» About this task: Check each line of the entries for "November" and report the ones that have it.

►

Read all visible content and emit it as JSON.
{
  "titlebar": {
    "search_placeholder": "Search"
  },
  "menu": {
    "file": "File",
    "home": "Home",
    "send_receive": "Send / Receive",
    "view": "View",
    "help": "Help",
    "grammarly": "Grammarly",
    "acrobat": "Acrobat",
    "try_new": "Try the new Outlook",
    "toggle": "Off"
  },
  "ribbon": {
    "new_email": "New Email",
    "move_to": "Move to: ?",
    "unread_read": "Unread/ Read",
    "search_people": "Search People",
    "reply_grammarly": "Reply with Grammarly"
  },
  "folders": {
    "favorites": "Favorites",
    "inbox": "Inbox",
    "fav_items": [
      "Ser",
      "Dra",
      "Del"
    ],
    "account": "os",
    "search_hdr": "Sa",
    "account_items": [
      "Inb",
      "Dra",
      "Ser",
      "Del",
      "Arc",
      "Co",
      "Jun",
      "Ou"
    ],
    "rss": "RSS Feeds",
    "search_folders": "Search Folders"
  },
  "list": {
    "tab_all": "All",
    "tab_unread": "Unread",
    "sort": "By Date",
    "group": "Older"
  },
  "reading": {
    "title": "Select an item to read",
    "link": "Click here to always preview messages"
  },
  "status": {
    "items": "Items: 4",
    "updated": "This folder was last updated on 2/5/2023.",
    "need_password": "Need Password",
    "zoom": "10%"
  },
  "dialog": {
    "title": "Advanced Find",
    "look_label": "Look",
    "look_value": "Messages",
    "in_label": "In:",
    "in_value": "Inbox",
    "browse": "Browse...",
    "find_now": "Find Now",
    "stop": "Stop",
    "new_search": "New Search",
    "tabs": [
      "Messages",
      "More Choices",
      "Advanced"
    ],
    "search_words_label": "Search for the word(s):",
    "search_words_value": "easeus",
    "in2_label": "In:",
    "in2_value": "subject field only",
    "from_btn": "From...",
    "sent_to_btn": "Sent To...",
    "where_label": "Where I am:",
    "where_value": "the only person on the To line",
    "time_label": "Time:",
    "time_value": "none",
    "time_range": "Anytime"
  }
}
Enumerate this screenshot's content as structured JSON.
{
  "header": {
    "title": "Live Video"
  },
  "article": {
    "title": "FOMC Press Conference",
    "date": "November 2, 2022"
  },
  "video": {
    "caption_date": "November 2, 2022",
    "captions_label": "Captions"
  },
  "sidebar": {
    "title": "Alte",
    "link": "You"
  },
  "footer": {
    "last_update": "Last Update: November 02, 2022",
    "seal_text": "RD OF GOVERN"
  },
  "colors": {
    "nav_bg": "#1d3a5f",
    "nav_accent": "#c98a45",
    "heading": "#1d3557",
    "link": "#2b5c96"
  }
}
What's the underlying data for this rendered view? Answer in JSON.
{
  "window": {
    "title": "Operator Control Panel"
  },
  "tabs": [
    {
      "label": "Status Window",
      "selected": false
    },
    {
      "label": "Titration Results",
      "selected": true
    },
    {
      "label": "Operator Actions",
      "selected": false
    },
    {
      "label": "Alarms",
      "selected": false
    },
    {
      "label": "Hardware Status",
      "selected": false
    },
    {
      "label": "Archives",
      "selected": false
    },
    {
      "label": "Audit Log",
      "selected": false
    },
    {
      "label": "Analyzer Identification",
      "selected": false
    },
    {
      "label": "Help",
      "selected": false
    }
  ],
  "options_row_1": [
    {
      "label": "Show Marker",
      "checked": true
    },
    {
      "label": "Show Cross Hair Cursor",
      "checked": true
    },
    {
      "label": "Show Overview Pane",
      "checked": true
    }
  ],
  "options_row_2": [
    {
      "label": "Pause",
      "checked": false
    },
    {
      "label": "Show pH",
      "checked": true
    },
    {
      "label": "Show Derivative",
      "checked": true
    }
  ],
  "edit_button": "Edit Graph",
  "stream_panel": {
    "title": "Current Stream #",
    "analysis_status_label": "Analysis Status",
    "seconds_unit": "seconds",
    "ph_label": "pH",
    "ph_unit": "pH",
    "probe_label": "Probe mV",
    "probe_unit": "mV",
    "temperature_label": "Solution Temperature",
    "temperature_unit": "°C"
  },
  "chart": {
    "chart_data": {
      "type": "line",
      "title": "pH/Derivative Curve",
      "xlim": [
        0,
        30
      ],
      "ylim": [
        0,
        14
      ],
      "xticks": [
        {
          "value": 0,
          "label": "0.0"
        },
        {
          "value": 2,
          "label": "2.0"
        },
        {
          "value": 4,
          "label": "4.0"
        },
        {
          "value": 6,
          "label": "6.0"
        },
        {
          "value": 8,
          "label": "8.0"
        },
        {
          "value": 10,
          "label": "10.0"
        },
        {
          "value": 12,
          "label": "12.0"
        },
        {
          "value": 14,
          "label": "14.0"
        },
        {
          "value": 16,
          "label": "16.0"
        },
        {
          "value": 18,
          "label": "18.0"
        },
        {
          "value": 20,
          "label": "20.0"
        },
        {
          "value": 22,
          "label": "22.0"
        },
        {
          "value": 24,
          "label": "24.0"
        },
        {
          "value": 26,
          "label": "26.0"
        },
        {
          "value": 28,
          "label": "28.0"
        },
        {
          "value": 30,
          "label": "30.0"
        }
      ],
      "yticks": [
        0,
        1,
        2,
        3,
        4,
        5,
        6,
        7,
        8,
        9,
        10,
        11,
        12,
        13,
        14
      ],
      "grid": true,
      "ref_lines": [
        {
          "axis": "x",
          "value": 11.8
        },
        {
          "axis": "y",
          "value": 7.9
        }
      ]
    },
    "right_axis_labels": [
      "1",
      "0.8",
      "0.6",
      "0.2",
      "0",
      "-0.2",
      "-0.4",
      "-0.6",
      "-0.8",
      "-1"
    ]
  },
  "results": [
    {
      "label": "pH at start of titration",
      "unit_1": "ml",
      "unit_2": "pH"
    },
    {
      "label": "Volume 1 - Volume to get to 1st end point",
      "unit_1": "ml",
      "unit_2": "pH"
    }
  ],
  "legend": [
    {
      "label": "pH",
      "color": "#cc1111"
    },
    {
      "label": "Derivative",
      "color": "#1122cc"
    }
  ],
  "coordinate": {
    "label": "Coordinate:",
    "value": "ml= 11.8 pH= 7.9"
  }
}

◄

» Exercise output:
    "date": "November 2, 2022"
    "caption_date": "November 2, 2022",
    "last_update": "Last Update: November 02, 2022",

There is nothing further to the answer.